Fundamental Design Patterns

While some of these patterns also fit into the subcategories creational, structural, and behavioral they are also an essential part of every Application written today and they must therefore be understood entirely before moving on to more complex patterns.

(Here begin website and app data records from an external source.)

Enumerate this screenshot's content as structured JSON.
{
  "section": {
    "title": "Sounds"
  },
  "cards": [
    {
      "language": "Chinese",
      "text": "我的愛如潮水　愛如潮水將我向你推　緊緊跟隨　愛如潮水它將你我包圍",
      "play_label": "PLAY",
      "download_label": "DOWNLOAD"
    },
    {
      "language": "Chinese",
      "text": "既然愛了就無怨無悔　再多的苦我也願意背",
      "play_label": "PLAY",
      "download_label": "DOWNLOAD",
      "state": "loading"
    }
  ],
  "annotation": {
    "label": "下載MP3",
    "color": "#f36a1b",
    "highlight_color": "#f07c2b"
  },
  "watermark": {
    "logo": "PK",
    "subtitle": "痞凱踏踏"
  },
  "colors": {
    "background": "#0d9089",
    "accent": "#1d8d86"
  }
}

Some of these patterns have already found a permanent home in modern programming languages, for example the Interface pattern in Java which has been part of the language specification from the start, or the Java Collections Framework which has implementations for a wide variety of containers.

 

  • Interface is a special type of class which provides the programmer with a simpler or more program-specific way of accessing other classes. Since the Java programming language relies on its interfaces to expose the functionality of a class to the outside world, it is an integral part of the language (unlike C++, which has header files). However the "interface pattern" discussed here is a even more general term without the restrictions placed upon interfaces by Java, for example the delegation, composite and bridge patterns are different types of interface patterns, however they do also have an implementation, so they would not conform to what Java calls an interface.

 

  • Container - called collection in Java - is an object that groups multiple elements into a single unit. Containers are used to store, retrieve, manipulate, and communicate aggregate data. Examples of collection implementations in Java include Vector and Hashtable.
  • Collection Framework in Java is a unified architecture for representing and manipulating collections. All collection frameworks contain Interfaces, Implementations and Algorithms.

 

  • Delegation is a way of extending and reusing a class by writing another "container class" which uses instances of the original class to provide the original functionality. Delegation makes multiple inheritance behavior possible in languages where only single inheritance is possible (Java for example).